Juvenile cases characteristically fall into two areas. One category involves issues with the children that commit a crime, while the other deals with parental problems, when the Georgia Department of Family and Children Services (DFCS) get involved.
Regardless of the juvenile matter with which you and your family must cope, there is no substitute for trusted legal advice and guidance to help you maneuver though unfamiliar proceedings.
Persons under the age of 17 at the time of their criminal offenses are treated differently from adult offenders. Although juvenile offenders have some of the same legal rights as adults, one difference is, they do not have the right to a trial by jury. A Juvenile Judge reviews the juvenile’s case and decides the outcome; judgments range from dismissal of the case to long-term confinement in a Youth Detention Center (YDC). Unlike the criminal justice system, which seeks punishment for criminal activity, the juvenile justice system’s primary goal is developing and carrying out steps for rehabilitation.
Depending on a juvenile’s age and the nature of the crime in question, a juvenile may be tried as an adult. If the juvenile court waives or relinquishes its jurisdiction, juveniles can be transferred into adult court.
The moment you are notified your minor child has a problem with the law, it is vital to retain a juvenile law attorney to obtain information about your parental rights and to protect your child’s legal rights. Do not allow the juvenile to speak to law enforcement without an attorney present.

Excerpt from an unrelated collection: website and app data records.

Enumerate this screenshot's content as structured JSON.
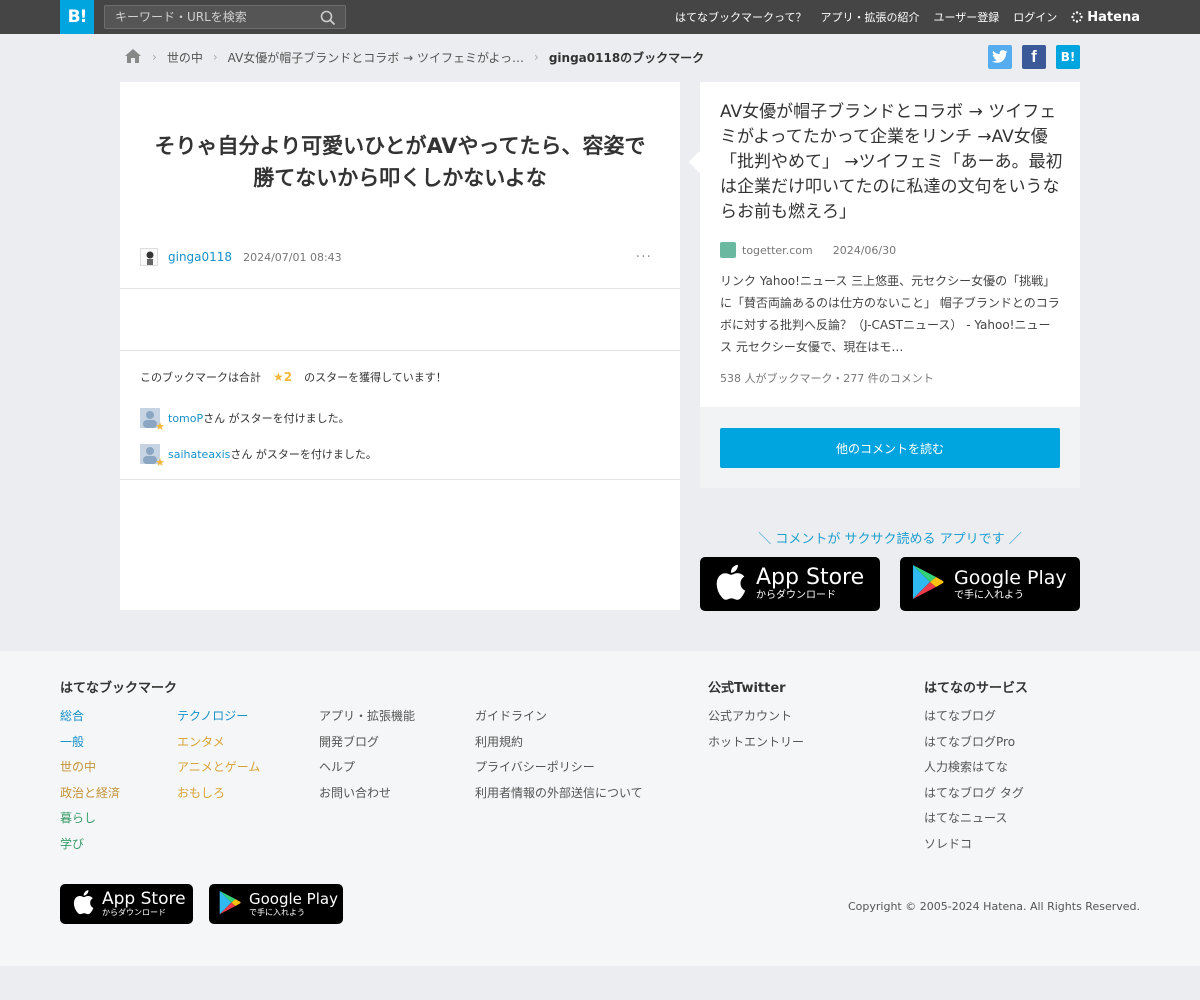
{
  "header": {
    "logo_text": "B!",
    "search_placeholder": "キーワード・URLを検索",
    "nav": [
      "はてなブックマークって？",
      "アプリ・拡張の紹介",
      "ユーザー登録",
      "ログイン"
    ],
    "brand": "Hatena"
  },
  "breadcrumb": {
    "items": [
      "世の中",
      "AV女優が帽子ブランドとコラボ → ツイフェミがよっ…",
      "ginga0118のブックマーク"
    ]
  },
  "share": {
    "twitter": "twitter-share",
    "facebook": "f",
    "hatena": "B!"
  },
  "bookmark": {
    "comment": "そりゃ自分より可愛いひとがAVやってたら、容姿で勝てないから叩くしかないよな",
    "user": "ginga0118",
    "datetime": "2024/07/01 08:43",
    "more": "···",
    "star_summary_prefix": "このブックマークは合計",
    "star_count": "★2",
    "star_summary_suffix": "のスターを獲得しています！",
    "star_users": [
      {
        "name": "tomoP",
        "suffix": "さん がスターを付けました。"
      },
      {
        "name": "saihateaxis",
        "suffix": "さん がスターを付けました。"
      }
    ]
  },
  "entry": {
    "title": "AV女優が帽子ブランドとコラボ → ツイフェミがよってたかって企業をリンチ →AV女優「批判やめて」 →ツイフェミ「あーあ。最初は企業だけ叩いてたのに私達の文句をいうならお前も燃えろ」",
    "source": "togetter.com",
    "date": "2024/06/30",
    "description": "リンク Yahoo!ニュース 三上悠亜、元セクシー女優の「挑戦」に「賛否両論あるのは仕方のないこと」 帽子ブランドとのコラボに対する批判へ反論？（J-CASTニュース） - Yahoo!ニュース 元セクシー女優で、現在はモ…",
    "stats": "538 人がブックマーク・277 件のコメント",
    "read_button": "他のコメントを読む"
  },
  "app_promo": {
    "tagline": "＼ コメントが サクサク読める アプリです ／",
    "appstore_big": "App Store",
    "appstore_small": "からダウンロード",
    "googleplay_big": "Google Play",
    "googleplay_small": "で手に入れよう"
  },
  "footer": {
    "bookmark_heading": "はてなブックマーク",
    "categories_a": [
      "総合",
      "一般",
      "世の中",
      "政治と経済",
      "暮らし",
      "学び"
    ],
    "categories_b": [
      "テクノロジー",
      "エンタメ",
      "アニメとゲーム",
      "おもしろ"
    ],
    "links_a": [
      "アプリ・拡張機能",
      "開発ブログ",
      "ヘルプ",
      "お問い合わせ"
    ],
    "links_b": [
      "ガイドライン",
      "利用規約",
      "プライバシーポリシー",
      "利用者情報の外部送信について"
    ],
    "twitter_heading": "公式Twitter",
    "twitter_links": [
      "公式アカウント",
      "ホットエントリー"
    ],
    "services_heading": "はてなのサービス",
    "services": [
      "はてなブログ",
      "はてなブログPro",
      "人力検索はてな",
      "はてなブログ タグ",
      "はてなニュース",
      "ソレドコ"
    ],
    "appstore_big": "App Store",
    "appstore_small": "からダウンロード",
    "googleplay_big": "Google Play",
    "googleplay_small": "で手に入れよう",
    "copyright": "Copyright © 2005-2024 Hatena. All Rights Reserved."
  },
  "colors": {
    "brand_blue": "#00a4de",
    "topbar": "#454545",
    "link_blue": "#1690c9",
    "star": "#f2b83b"
  }
}
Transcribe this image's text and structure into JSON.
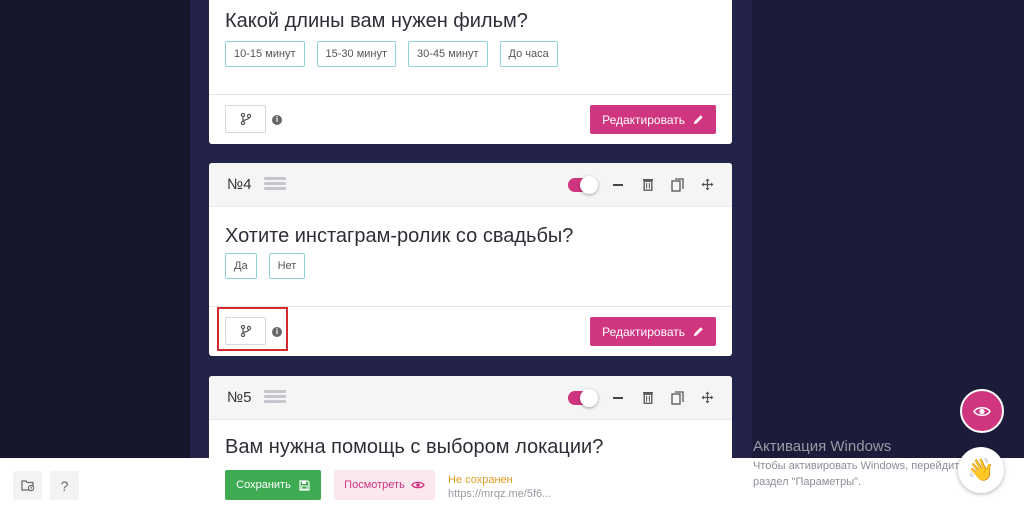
{
  "questions": [
    {
      "text": "Какой длины вам нужен фильм?",
      "answers": [
        "10-15 минут",
        "15-30 минут",
        "30-45 минут",
        "До часа"
      ],
      "edit_label": "Редактировать"
    },
    {
      "number": "№4",
      "text": "Хотите инстаграм-ролик со свадьбы?",
      "answers": [
        "Да",
        "Нет"
      ],
      "edit_label": "Редактировать",
      "enabled": true
    },
    {
      "number": "№5",
      "text": "Вам нужна помощь с выбором локации?",
      "enabled": true
    }
  ],
  "footer": {
    "help_label": "?",
    "save_label": "Сохранить",
    "preview_label": "Посмотреть",
    "status": "Не сохранен",
    "url": "https://mrqz.me/5f6..."
  },
  "watermark": {
    "title": "Активация Windows",
    "subtitle": "Чтобы активировать Windows, перейдите в раздел \"Параметры\"."
  },
  "colors": {
    "accent": "#d0357f",
    "save": "#3eaa52",
    "answer_border": "#8fd3da",
    "status_warning": "#e39a1e",
    "highlight": "#d32b2b"
  },
  "icons": {
    "branch": "branch-icon",
    "info": "info-icon",
    "pencil": "pencil-icon",
    "minus": "minus-icon",
    "trash": "trash-icon",
    "copy": "copy-icon",
    "move": "move-icon",
    "eye": "eye-icon",
    "wave": "waving-hand-icon"
  }
}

Because of the significant amount of discretion the Georgia State Attorney has during the filing of charges against children 15 -17 years of age, it is imperative to retain an attorney who will work to keep the case in juvenile court. In the event the case goes to adult court, it is equally important to have a lawyer who understands the differences and options available in the juvenile court system and the appropriate juvenile sanctions with which to approach the court and ensure that the case is resolved with the child receiving proper sentencing.

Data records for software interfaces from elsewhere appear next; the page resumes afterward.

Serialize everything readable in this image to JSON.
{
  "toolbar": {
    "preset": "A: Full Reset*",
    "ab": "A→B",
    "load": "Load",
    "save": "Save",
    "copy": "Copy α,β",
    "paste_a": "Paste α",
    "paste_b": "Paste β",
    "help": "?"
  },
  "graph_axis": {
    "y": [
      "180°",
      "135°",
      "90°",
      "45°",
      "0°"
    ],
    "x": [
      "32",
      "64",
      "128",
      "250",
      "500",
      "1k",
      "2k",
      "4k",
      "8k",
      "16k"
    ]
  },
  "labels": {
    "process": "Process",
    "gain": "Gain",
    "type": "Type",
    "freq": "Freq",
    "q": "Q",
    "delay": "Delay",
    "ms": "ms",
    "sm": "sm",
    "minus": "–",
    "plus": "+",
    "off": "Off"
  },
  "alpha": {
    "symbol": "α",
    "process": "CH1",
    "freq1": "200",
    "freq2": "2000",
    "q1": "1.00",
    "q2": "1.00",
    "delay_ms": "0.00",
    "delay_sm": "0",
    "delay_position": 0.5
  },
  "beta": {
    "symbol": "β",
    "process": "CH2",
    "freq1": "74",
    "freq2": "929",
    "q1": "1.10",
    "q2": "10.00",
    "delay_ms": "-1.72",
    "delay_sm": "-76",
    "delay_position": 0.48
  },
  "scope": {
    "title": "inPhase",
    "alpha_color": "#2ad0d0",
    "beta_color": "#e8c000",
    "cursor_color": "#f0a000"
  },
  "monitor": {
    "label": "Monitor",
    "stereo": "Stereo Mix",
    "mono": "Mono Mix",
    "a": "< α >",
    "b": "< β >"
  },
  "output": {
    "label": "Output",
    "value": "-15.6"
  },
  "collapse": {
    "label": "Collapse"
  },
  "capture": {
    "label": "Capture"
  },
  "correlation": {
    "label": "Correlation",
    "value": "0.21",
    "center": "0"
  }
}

In Georgia, when a child is neglected, abused, left without proper parental control, education as required by law or care necessary for physical, mental or emotional or morals, he/she can be found to be dependent. Any person who has knowledge of negative conditions affecting a child can file a dependency action. The Department of Family and Children Services (DFCS) may take action in dependency cases, if they receive a report or claim of child neglect or abuse. If a formal Petition for Dependency is filed in Juvenile a Guardian ad Litem will be appointed to the case.
*****PLEASE NOTE: Attorney Harrison-Walton is the court appointed Guardian ad Litem for the Ocmulgee Circuit State of Georgia (Baldwin, Jones, Hancock, Wilkinson, Morgan, Jasper, Green, and Putnam). Therefore, the Firm does not accept DFCS cases that are in the Ocmulgee Circuit.*****